■ Data section ■
------------------------------------------------------------------------
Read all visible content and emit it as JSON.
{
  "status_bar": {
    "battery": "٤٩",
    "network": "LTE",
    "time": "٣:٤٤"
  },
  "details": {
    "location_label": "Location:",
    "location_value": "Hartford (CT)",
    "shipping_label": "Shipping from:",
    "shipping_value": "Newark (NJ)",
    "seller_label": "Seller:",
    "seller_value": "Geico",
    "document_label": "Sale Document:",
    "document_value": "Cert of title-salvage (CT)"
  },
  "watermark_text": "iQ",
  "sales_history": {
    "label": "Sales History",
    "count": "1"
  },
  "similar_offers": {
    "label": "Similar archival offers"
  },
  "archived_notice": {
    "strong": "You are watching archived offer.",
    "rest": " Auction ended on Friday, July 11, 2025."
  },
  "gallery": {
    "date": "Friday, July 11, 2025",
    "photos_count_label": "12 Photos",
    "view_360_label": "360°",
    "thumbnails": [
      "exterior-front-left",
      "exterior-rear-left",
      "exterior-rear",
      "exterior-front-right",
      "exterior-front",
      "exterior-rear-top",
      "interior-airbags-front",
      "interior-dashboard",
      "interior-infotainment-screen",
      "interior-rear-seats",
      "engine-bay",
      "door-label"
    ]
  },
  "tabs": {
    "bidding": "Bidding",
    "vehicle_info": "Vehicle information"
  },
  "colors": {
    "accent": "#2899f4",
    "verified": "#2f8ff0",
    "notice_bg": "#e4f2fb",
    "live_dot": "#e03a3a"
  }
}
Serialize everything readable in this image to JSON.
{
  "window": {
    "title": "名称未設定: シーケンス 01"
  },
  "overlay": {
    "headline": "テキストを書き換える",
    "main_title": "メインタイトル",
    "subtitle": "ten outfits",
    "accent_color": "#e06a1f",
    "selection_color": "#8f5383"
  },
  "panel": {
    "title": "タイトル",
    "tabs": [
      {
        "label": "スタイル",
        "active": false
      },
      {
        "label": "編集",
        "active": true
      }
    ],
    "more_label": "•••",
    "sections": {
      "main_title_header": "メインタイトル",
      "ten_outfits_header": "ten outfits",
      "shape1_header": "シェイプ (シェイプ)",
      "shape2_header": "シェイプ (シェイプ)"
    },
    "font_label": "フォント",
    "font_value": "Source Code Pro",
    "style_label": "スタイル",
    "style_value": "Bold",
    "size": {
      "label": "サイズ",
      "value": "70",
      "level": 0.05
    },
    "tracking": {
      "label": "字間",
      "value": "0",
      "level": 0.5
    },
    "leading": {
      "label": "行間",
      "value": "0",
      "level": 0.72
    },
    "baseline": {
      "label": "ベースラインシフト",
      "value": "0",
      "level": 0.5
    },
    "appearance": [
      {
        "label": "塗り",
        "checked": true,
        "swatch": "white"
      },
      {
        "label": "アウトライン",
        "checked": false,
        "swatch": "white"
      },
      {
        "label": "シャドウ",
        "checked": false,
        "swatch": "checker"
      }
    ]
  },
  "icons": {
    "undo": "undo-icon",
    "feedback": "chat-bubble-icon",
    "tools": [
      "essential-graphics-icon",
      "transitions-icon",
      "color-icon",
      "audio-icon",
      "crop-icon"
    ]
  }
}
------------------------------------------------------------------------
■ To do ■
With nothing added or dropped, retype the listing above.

■ Answer to the exercise ■
Read all visible content and emit it as JSON.
{
  "status_bar": {
    "battery": "٤٩",
    "network": "LTE",
    "time": "٣:٤٤"
  },
  "details": {
    "location_label": "Location:",
    "location_value": "Hartford (CT)",
    "shipping_label": "Shipping from:",
    "shipping_value": "Newark (NJ)",
    "seller_label": "Seller:",
    "seller_value": "Geico",
    "document_label": "Sale Document:",
    "document_value": "Cert of title-salvage (CT)"
  },
  "watermark_text": "iQ",
  "sales_history": {
    "label": "Sales History",
    "count": "1"
  },
  "similar_offers": {
    "label": "Similar archival offers"
  },
  "archived_notice": {
    "strong": "You are watching archived offer.",
    "rest": " Auction ended on Friday, July 11, 2025."
  },
  "gallery": {
    "date": "Friday, July 11, 2025",
    "photos_count_label": "12 Photos",
    "view_360_label": "360°",
    "thumbnails": [
      "exterior-front-left",
      "exterior-rear-left",
      "exterior-rear",
      "exterior-front-right",
      "exterior-front",
      "exterior-rear-top",
      "interior-airbags-front",
      "interior-dashboard",
      "interior-infotainment-screen",
      "interior-rear-seats",
      "engine-bay",
      "door-label"
    ]
  },
  "tabs": {
    "bidding": "Bidding",
    "vehicle_info": "Vehicle information"
  },
  "colors": {
    "accent": "#2899f4",
    "verified": "#2f8ff0",
    "notice_bg": "#e4f2fb",
    "live_dot": "#e03a3a"
  }
}
Serialize everything readable in this image to JSON.
{
  "window": {
    "title": "名称未設定: シーケンス 01"
  },
  "overlay": {
    "headline": "テキストを書き換える",
    "main_title": "メインタイトル",
    "subtitle": "ten outfits",
    "accent_color": "#e06a1f",
    "selection_color": "#8f5383"
  },
  "panel": {
    "title": "タイトル",
    "tabs": [
      {
        "label": "スタイル",
        "active": false
      },
      {
        "label": "編集",
        "active": true
      }
    ],
    "more_label": "•••",
    "sections": {
      "main_title_header": "メインタイトル",
      "ten_outfits_header": "ten outfits",
      "shape1_header": "シェイプ (シェイプ)",
      "shape2_header": "シェイプ (シェイプ)"
    },
    "font_label": "フォント",
    "font_value": "Source Code Pro",
    "style_label": "スタイル",
    "style_value": "Bold",
    "size": {
      "label": "サイズ",
      "value": "70",
      "level": 0.05
    },
    "tracking": {
      "label": "字間",
      "value": "0",
      "level": 0.5
    },
    "leading": {
      "label": "行間",
      "value": "0",
      "level": 0.72
    },
    "baseline": {
      "label": "ベースラインシフト",
      "value": "0",
      "level": 0.5
    },
    "appearance": [
      {
        "label": "塗り",
        "checked": true,
        "swatch": "white"
      },
      {
        "label": "アウトライン",
        "checked": false,
        "swatch": "white"
      },
      {
        "label": "シャドウ",
        "checked": false,
        "swatch": "checker"
      }
    ]
  },
  "icons": {
    "undo": "undo-icon",
    "feedback": "chat-bubble-icon",
    "tools": [
      "essential-graphics-icon",
      "transitions-icon",
      "color-icon",
      "audio-icon",
      "crop-icon"
    ]
  }
}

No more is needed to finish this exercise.